I remembered the first time she wore it. We were five, and we were sharing a tub of almond butter on her father’s motorboat. We used to eat that stuff with the same voraciousness that the other kids ate candy.
I was allergic to candy. Well, to some of its artificial sugars. At least, that was what I thought. That was what my mother told me. She said she was, and that the sugar allergy was hereditary. But that was the most detail she ever gave. When I’d pick up a tin of cocoa powder in the store and ask her what it was that I couldn’t have, hoping maybe this one tin didn’t contain it, she could never remember.

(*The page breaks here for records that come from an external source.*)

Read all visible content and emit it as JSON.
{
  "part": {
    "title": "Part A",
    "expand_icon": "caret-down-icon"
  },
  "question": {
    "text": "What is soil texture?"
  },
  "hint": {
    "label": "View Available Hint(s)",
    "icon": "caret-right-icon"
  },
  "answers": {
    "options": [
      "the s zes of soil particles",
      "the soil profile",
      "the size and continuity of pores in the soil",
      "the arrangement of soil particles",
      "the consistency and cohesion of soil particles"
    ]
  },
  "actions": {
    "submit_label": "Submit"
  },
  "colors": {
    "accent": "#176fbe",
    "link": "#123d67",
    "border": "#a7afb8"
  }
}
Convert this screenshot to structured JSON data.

She’d point to the ingredients section of the nutrition label and say, “It was one of those I think.” It didn’t take me long to see through it.

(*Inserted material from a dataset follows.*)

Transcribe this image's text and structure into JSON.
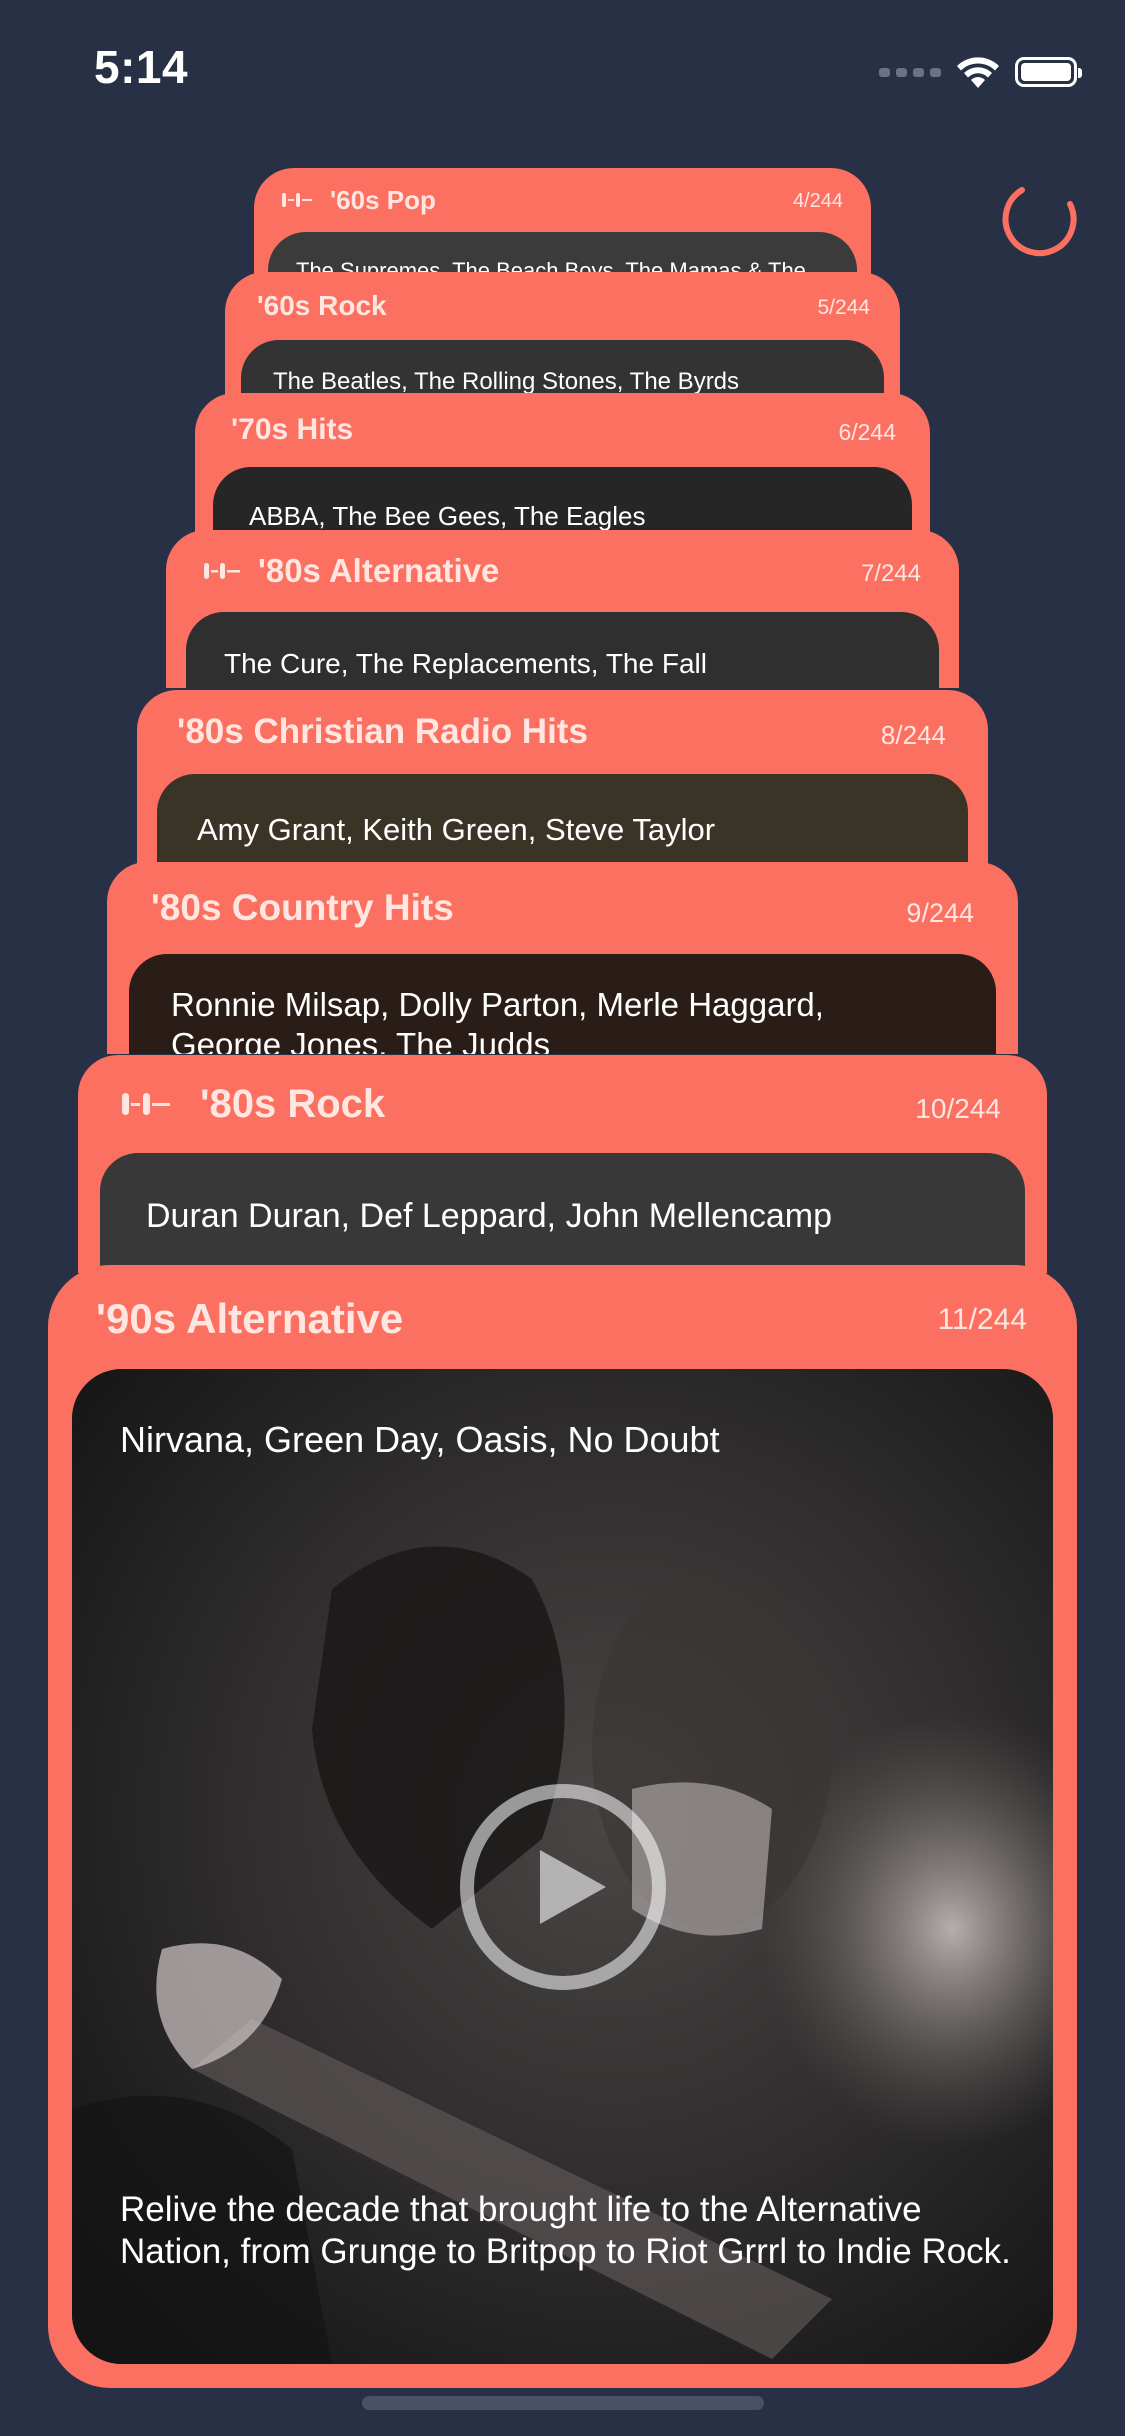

So I tested it at Dee’s one day when we were spreading the almond butter on our pieces of bread to make sandwiches. Her mother was pulling a fresh tray of chocolate chip cookies out of the oven. That whole family loved to bake. Baking and boating – it was how they bonded.
I had asked if I could try one of the cookies.
“But Declan, you’re allergic to sugar,” Dee replied. I suppose at that time in our lives she was more in tune with my well-being. Less untouchable.
“Allergic to sugar?” Dee’s mother inquired, her paisley oven mitts gripping the cookie tray as she scooped the still-soft cookies onto a sheet of foil. “I never knew that.”
I didn’t know what to say next, but luckily she continued: “Surely you’ve had one of our sweets before?”
“Not even a brownie?”
I shook my head. Dee’s mom bit her lip, and a funny look found its way onto her face.
“Well they say there is a first for everything,” she said as she scooped up a cookie and held it out to me. I cupped me hands and she sat the warm dough in my palms.
From that day on, I was allergic to sugar everywhere else but Dee’s house.
We never told my mother about my tolerance there, though. Apparently it was for Dee’s mom’s benefit. Dee said that if my mom found out what hers had done, mine would blame hers for breaking some kind of mother’s code.
I wasn’t sure what kind of code they were talking about. But it seemed important to Dee, so I never had to be told twice. It was our own sugary secret.